Devices running Windows 10 S can only run apps available in the Windows Store, and as a result, you can’t install traditional desktop (win32) apps, which helps to prevent poorly designed applications from affecting battery and user experience. In addition, blocking win32 apps also reduces the chances for a PC to get infected with a malware. Also, Windows 10 S uses Microsoft Edge as the only web browser, and while you can use any other browser, the only caveat is that it has to be available from the Windows Store. Unlike Windows 10 Pro, and similar to Windows 10 Home, devices running Windows 10 S can’t be joined to a domain using Active Directory, but it’s possible to connect a computer to Azure AD (the version of Active Directory in the cloud). You can check the chart below to see exactly how Windows 10 S compares to Windows 10 Pro and Home.

Windows 10 S comparison chart

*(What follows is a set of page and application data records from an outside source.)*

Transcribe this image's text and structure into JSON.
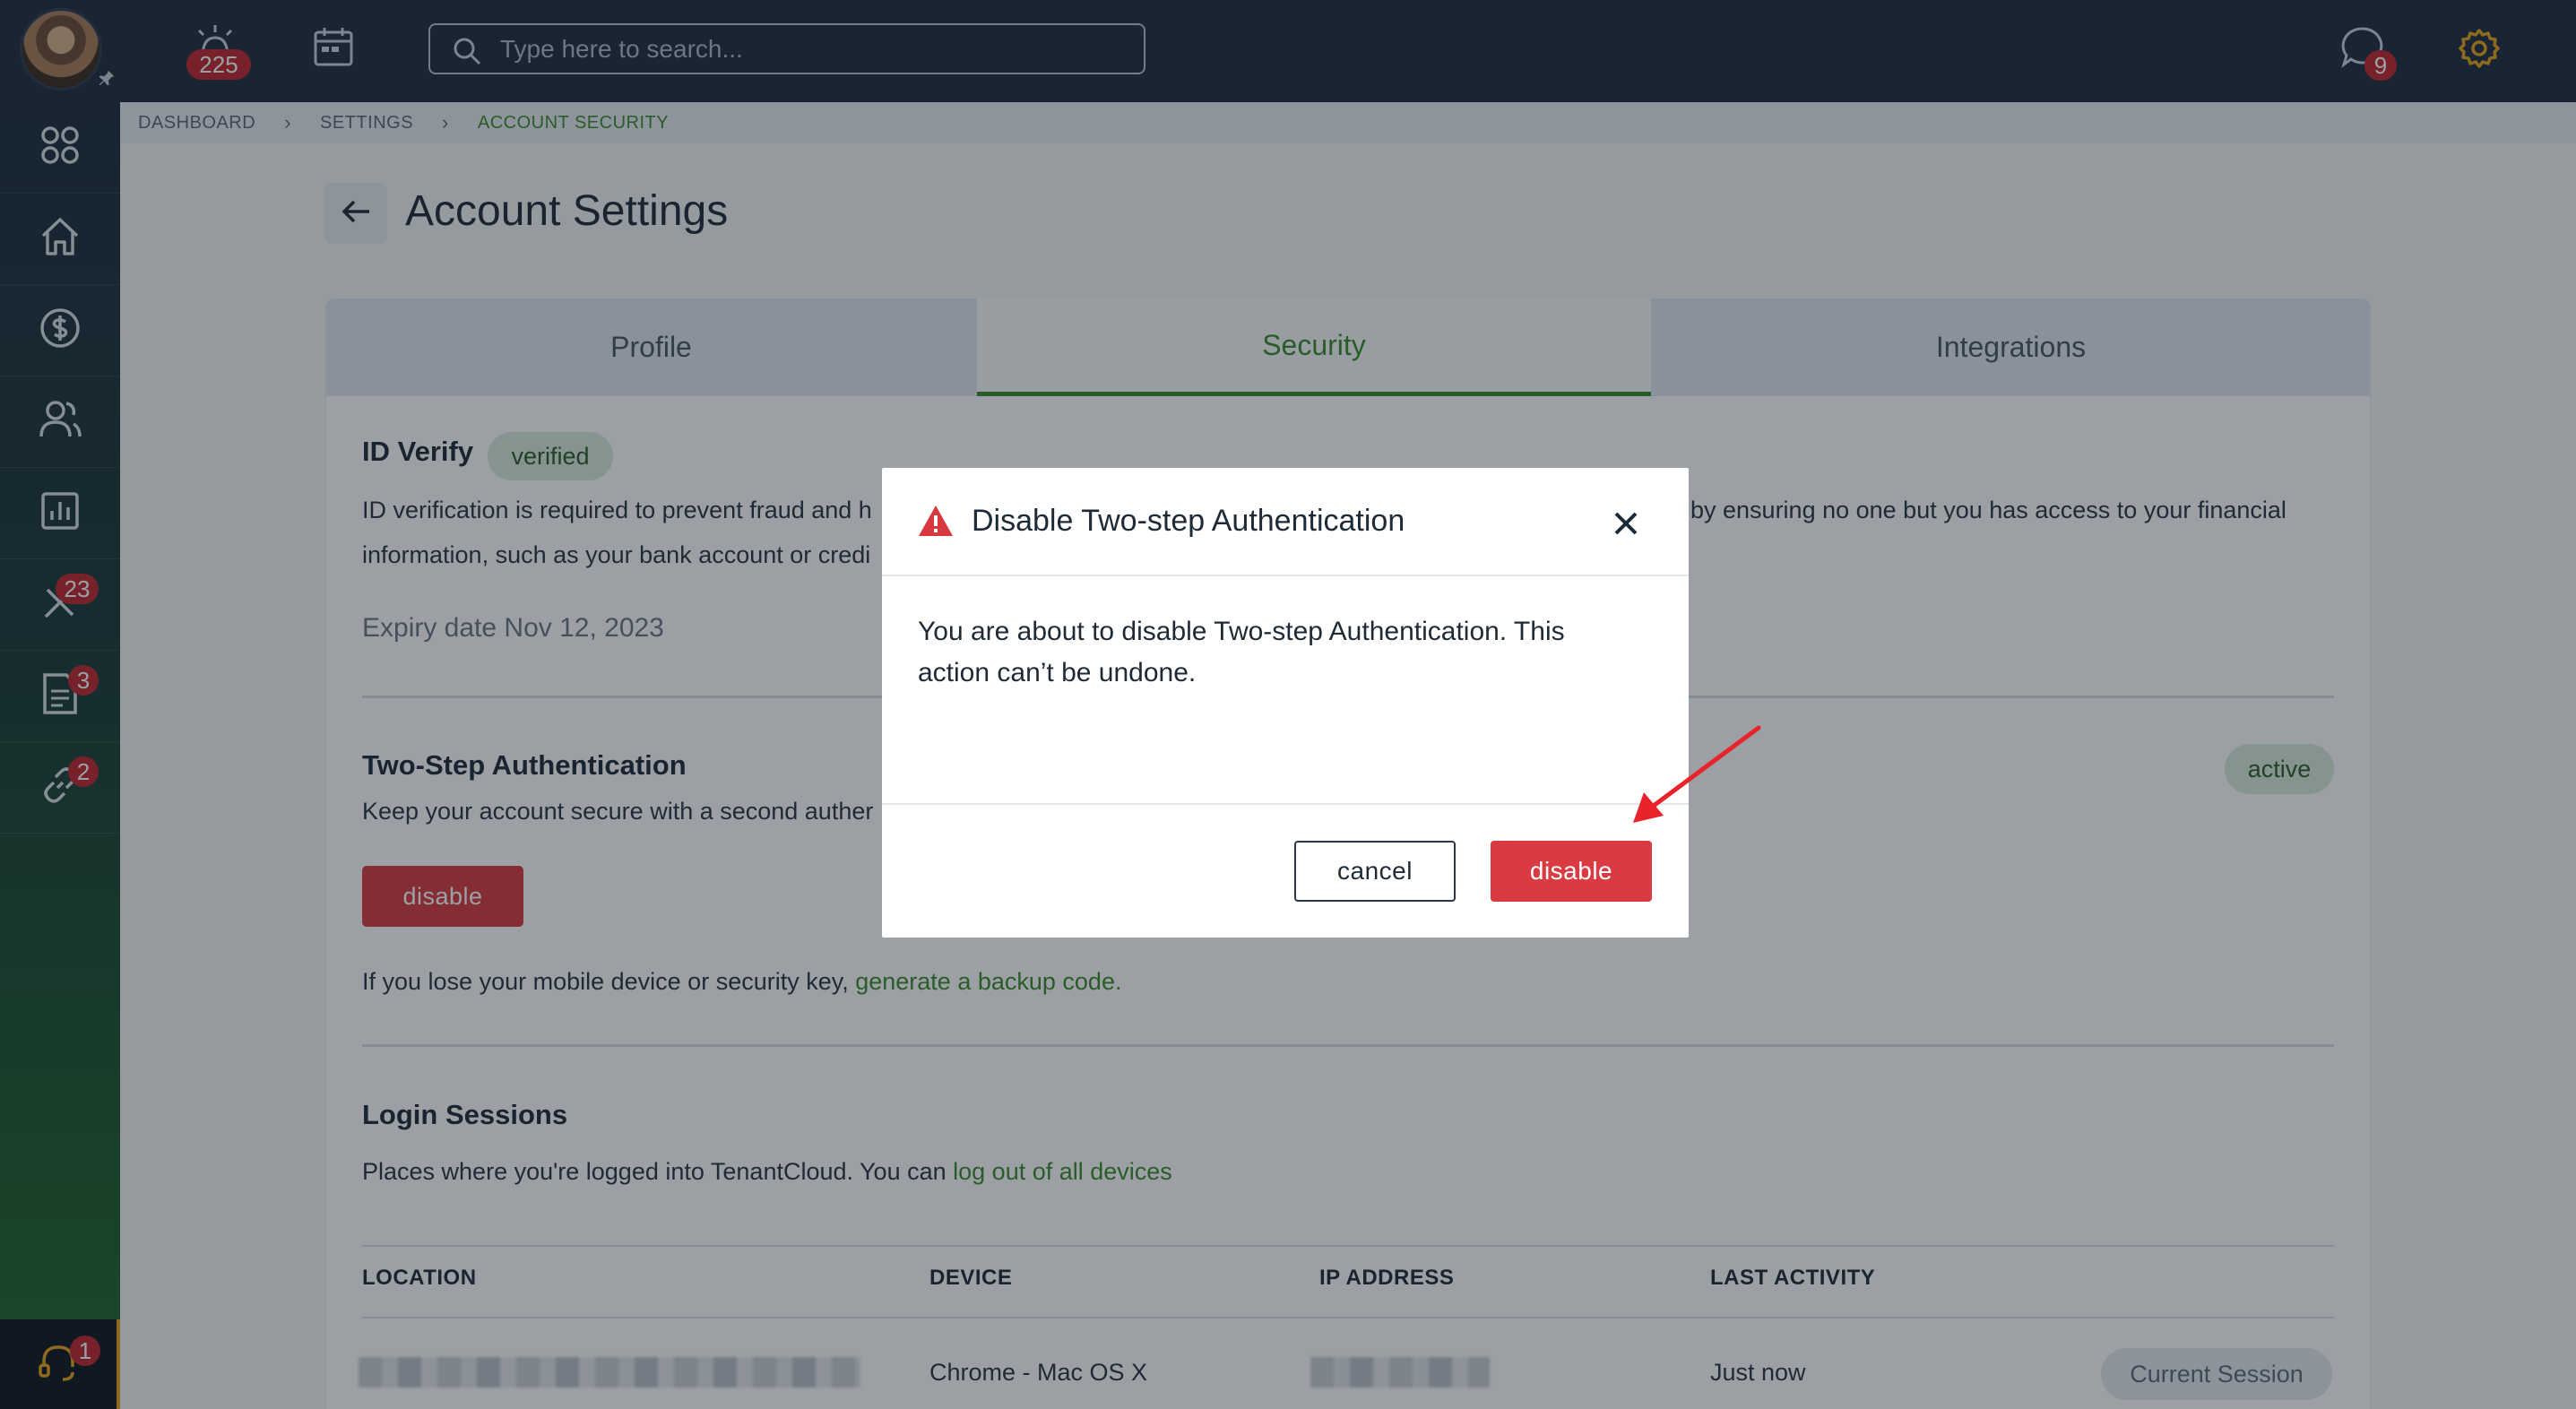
{
  "topbar": {
    "notifications_count": "225",
    "search_placeholder": "Type here to search...",
    "messages_count": "9"
  },
  "sidebar": {
    "items": [
      {
        "icon": "apps-grid-icon"
      },
      {
        "icon": "home-icon"
      },
      {
        "icon": "dollar-icon"
      },
      {
        "icon": "users-icon"
      },
      {
        "icon": "reports-icon"
      },
      {
        "icon": "tools-icon",
        "badge": "23"
      },
      {
        "icon": "documents-icon",
        "badge": "3"
      },
      {
        "icon": "link-icon",
        "badge": "2"
      }
    ],
    "support_badge": "1"
  },
  "breadcrumb": {
    "items": [
      "DASHBOARD",
      "SETTINGS",
      "ACCOUNT SECURITY"
    ]
  },
  "page": {
    "title": "Account Settings"
  },
  "tabs": [
    {
      "label": "Profile",
      "active": false
    },
    {
      "label": "Security",
      "active": true
    },
    {
      "label": "Integrations",
      "active": false
    }
  ],
  "id_verify": {
    "title": "ID Verify",
    "status": "verified",
    "line1_left": "ID verification is required to prevent fraud and h",
    "line1_right": "by ensuring no one but you has access to your financial",
    "line2": "information, such as your bank account or credi",
    "expiry": "Expiry date Nov 12, 2023"
  },
  "two_step": {
    "title": "Two-Step Authentication",
    "description": "Keep your account secure with a second auther",
    "status": "active",
    "disable_label": "disable",
    "backup_text": "If you lose your mobile device or security key, ",
    "backup_link": "generate a backup code."
  },
  "login_sessions": {
    "title": "Login Sessions",
    "text": "Places where you're logged into TenantCloud. You can ",
    "link": "log out of all devices",
    "columns": [
      "LOCATION",
      "DEVICE",
      "IP ADDRESS",
      "LAST ACTIVITY"
    ],
    "rows": [
      {
        "device": "Chrome - Mac OS X",
        "last_activity": "Just now",
        "badge": "Current Session"
      }
    ]
  },
  "modal": {
    "title": "Disable Two-step Authentication",
    "body": "You are about to disable Two-step Authentication. This action can’t be undone.",
    "cancel_label": "cancel",
    "confirm_label": "disable"
  },
  "colors": {
    "accent_green": "#3c8b2b",
    "danger_red": "#da3b42",
    "topbar_bg": "#1e2b3c",
    "settings_orange": "#e7a21c"
  }
}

Another big difference that set Windows 10 S apart from Windows 10 Pro and Home is that it’s a version of the OS that isn’t available for purchase. Windows 10 S will only be available for schools, Windows 10 education PCs, and on the new Surface Laptop. All content on this site is provided with no warranties, express or implied. Use any information at your own risk. Always backup of your device and files before making any changes. Privacy policy info.